"Ooh, Nova and Calvin. In thinking about who Nova was, I thought, 'What would be something that allows us to see her really, you know, pushed to her limits?' So, of course, you know, I had to give her a white cop," Ava says, smiling.

"She is a Black Lives Matter activist and journalist around issues of race, and a healer, and I like that contrast," Ava says. "I like that conflict. I like that she's struggling with that, because it's not just a sweeping romance. There's a lot of social mores tied up into why they're good for each other and why they might not be good for each other, and yet, at the heart of it, there's love within the relationship."

Even so, Ava says, the characters' occupations put them on a collision course. "In this episode, Calvin and Nova's relationship really comes to a head. What they do for a living starts to invade their relationship to a point where they can no longer deny it. They can no longer go in her beautiful house and close the door and just be together," Ava says. "The outside has come in."

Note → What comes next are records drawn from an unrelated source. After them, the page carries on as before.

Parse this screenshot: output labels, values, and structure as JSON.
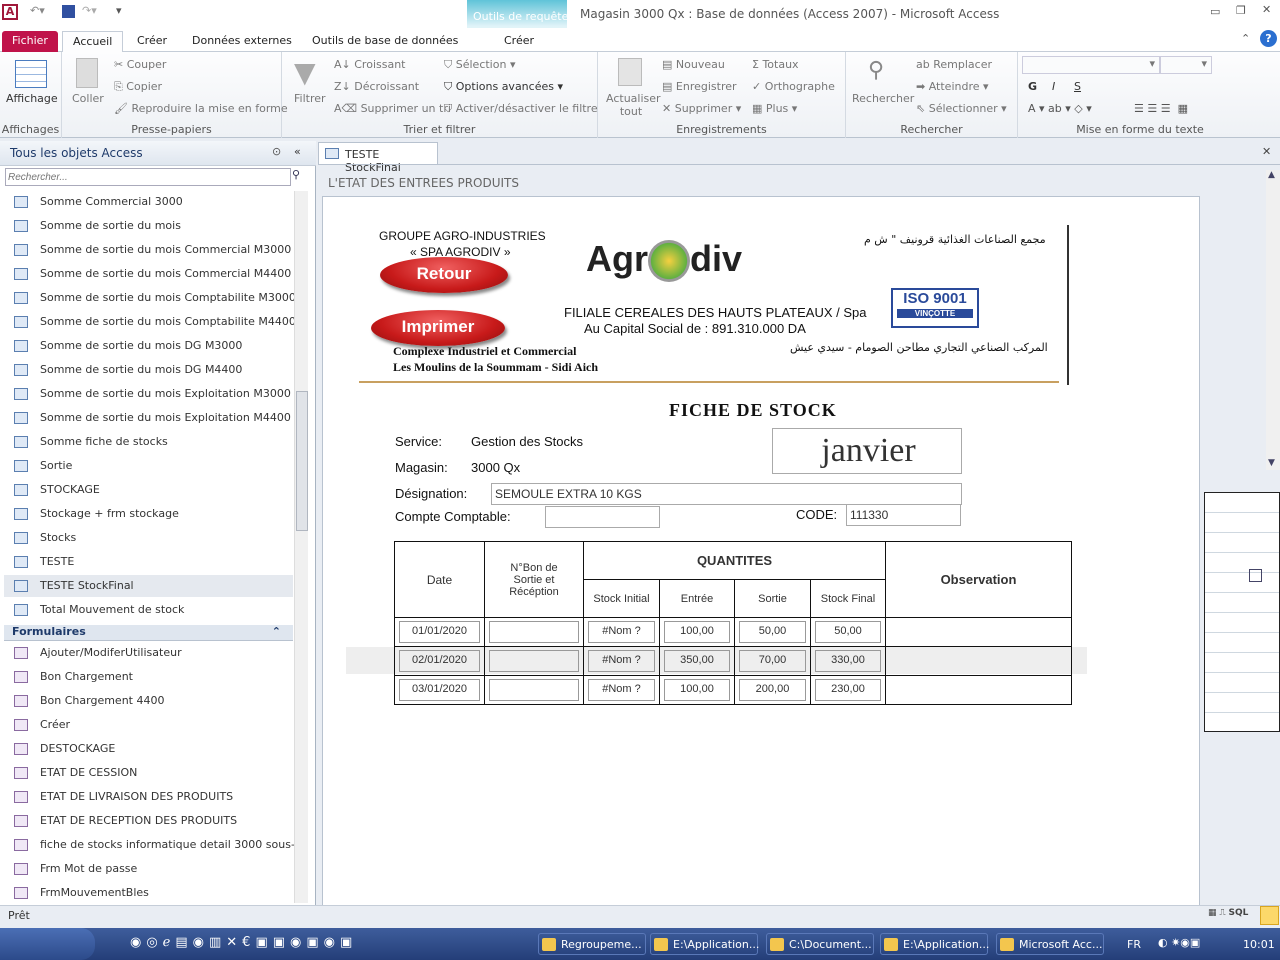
{
  "app": {
    "title": "Magasin 3000 Qx : Base de données (Access 2007)  -  Microsoft Access",
    "context_tab": "Outils de requête",
    "context_sub": "Créer"
  },
  "ribbon_tabs": [
    "Fichier",
    "Accueil",
    "Créer",
    "Données externes",
    "Outils de base de données"
  ],
  "ribbon": {
    "affichages": {
      "button": "Affichage",
      "label": "Affichages"
    },
    "presse": {
      "coller": "Coller",
      "couper": "Couper",
      "copier": "Copier",
      "reproduire": "Reproduire la mise en forme",
      "label": "Presse-papiers"
    },
    "trier": {
      "filtrer": "Filtrer",
      "croissant": "Croissant",
      "decroissant": "Décroissant",
      "supprimer_tri": "Supprimer un tri",
      "selection": "Sélection",
      "options": "Options avancées",
      "activer": "Activer/désactiver le filtre",
      "label": "Trier et filtrer"
    },
    "enreg": {
      "actualiser": "Actualiser tout",
      "nouveau": "Nouveau",
      "enregistrer": "Enregistrer",
      "supprimer": "Supprimer",
      "totaux": "Totaux",
      "orthographe": "Orthographe",
      "plus": "Plus",
      "label": "Enregistrements"
    },
    "rech": {
      "rechercher": "Rechercher",
      "remplacer": "Remplacer",
      "atteindre": "Atteindre",
      "selectionner": "Sélectionner",
      "label": "Rechercher"
    },
    "texte": {
      "label": "Mise en forme du texte",
      "bold": "G",
      "italic": "I",
      "underline": "S"
    }
  },
  "nav": {
    "title": "Tous les objets Access",
    "search_placeholder": "Rechercher...",
    "queries": [
      "Somme Commercial 3000",
      "Somme de sortie du mois",
      "Somme de sortie du mois Commercial M3000",
      "Somme de sortie du mois Commercial M4400",
      "Somme de sortie du mois Comptabilite M3000",
      "Somme de sortie du mois Comptabilite M4400",
      "Somme de sortie du mois DG M3000",
      "Somme de sortie du mois DG M4400",
      "Somme de sortie du mois Exploitation M3000",
      "Somme de sortie du mois Exploitation M4400",
      "Somme fiche de stocks",
      "Sortie",
      "STOCKAGE",
      "Stockage + frm stockage",
      "Stocks",
      "TESTE",
      "TESTE StockFinal",
      "Total Mouvement de stock"
    ],
    "selected": "TESTE StockFinal",
    "forms_header": "Formulaires",
    "forms": [
      "Ajouter/ModiferUtilisateur",
      "Bon Chargement",
      "Bon Chargement 4400",
      "Créer",
      "DESTOCKAGE",
      "ETAT DE CESSION",
      "ETAT DE LIVRAISON DES PRODUITS",
      "ETAT DE RECEPTION DES PRODUITS",
      "fiche de stocks informatique detail 3000 sous-...",
      "Frm Mot de passe",
      "FrmMouvementBles"
    ]
  },
  "document": {
    "tab": "TESTE StockFinal",
    "section_header": "L'ETAT DES ENTREES PRODUITS"
  },
  "letterhead": {
    "group": "GROUPE AGRO-INDUSTRIES",
    "spa": "« SPA AGRODIV »",
    "logo": "Agrodiv",
    "arabic_top": "مجمع الصناعات الغذائية قرونيف \" ش م",
    "filiale": "FILIALE  CEREALES DES HAUTS PLATEAUX / Spa",
    "capital": "Au Capital Social de : 891.310.000 DA",
    "iso": "ISO 9001",
    "complexe": "Complexe Industriel et Commercial",
    "moulins": "Les Moulins de la Soummam - Sidi Aich",
    "arabic_bottom": "المركب الصناعي التجاري مطاحن الصومام - سيدي عيش"
  },
  "buttons": {
    "retour": "Retour",
    "imprimer": "Imprimer"
  },
  "fiche": {
    "title": "FICHE DE STOCK",
    "service_label": "Service:",
    "service": "Gestion des Stocks",
    "magasin_label": "Magasin:",
    "magasin": "3000 Qx",
    "month": "janvier",
    "designation_label": "Désignation:",
    "designation": "SEMOULE EXTRA 10 KGS",
    "compte_label": "Compte Comptable:",
    "compte": "",
    "code_label": "CODE:",
    "code": "111330"
  },
  "table": {
    "headers": {
      "date": "Date",
      "bon": "N°Bon de Sortie et Récéption",
      "quantites": "QUANTITES",
      "stock_initial": "Stock Initial",
      "entree": "Entrée",
      "sortie": "Sortie",
      "stock_final": "Stock Final",
      "observation": "Observation"
    },
    "rows": [
      {
        "date": "01/01/2020",
        "bon": "",
        "stock_initial": "#Nom ?",
        "entree": "100,00",
        "sortie": "50,00",
        "stock_final": "50,00"
      },
      {
        "date": "02/01/2020",
        "bon": "",
        "stock_initial": "#Nom ?",
        "entree": "350,00",
        "sortie": "70,00",
        "stock_final": "330,00"
      },
      {
        "date": "03/01/2020",
        "bon": "",
        "stock_initial": "#Nom ?",
        "entree": "100,00",
        "sortie": "200,00",
        "stock_final": "230,00"
      }
    ]
  },
  "status": {
    "text": "Prêt",
    "sql": "SQL"
  },
  "taskbar": {
    "items": [
      "Regroupeme...",
      "E:\\Application...",
      "C:\\Document...",
      "E:\\Application...",
      "Microsoft Acc..."
    ],
    "lang": "FR",
    "clock": "10:01"
  },
  "colors": {
    "fichier": "#c0134a",
    "context": "#5fc3d8",
    "button_red": "#c81a1a",
    "rule": "#c8a060"
  }
}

Additionally, "By Any Chance" delves deep into the issue of sexual consent in the Charley and Davis storyline. "We wanted to get into this issue of rape and exploring the matter of consent, that there is a moment of consent that is always present, and if it's not present, it's absent, and that means no," Ava says. "We wanted to try to frame it in a storyline that felt emotionally resonant but that also really started to peel back the layers. As the storyline goes on, we're basically asking the audience to challenge their notions of what consent is, and we frame it in the character of Davis because there's so much privilege that goes along with the idea of who's guilty and who's not guilty."

Ava maintains that examining such a complex issue requires fully developed, complex characters. "You know, it's really hard for us to call our heroes guilty because we put them on a pedestal. So, yeah, this is a really complicated storyline, and Charley is not handling it as a stock character," Ava says. "In the right way, at every point, she interacts with the issue. She's dealing with it as a human being would. It will be interesting to watch as she learns more about that night and her own preconceived notions about what this is are challenged, and hopefully it sparks conversation and dialogue."

Finally, Ava praises Victoria Mahoney, the woman who helmed Episode 5. "A sister named Victoria Mahoney directed this episode," she says. "I smile when I think about her because she's really one of a kind. She's a firecracker. Victoria brings her whole self to it. This is one of my favorite episodes. I thought she just did some beautiful things with camera and cinematography."

Ava stresses that Victoria's involvement highlights the larger mission of the series. "This is a woman who had made a beautiful film, and no one would hire her to direct an episode of television," Ava says. "It's wrong. It's something that Queen Sugar tried to be a part of fixing the solution to. Now all of them are killing it, and she's leading the charge. Victoria Mahoney. Look her up. Remember the name."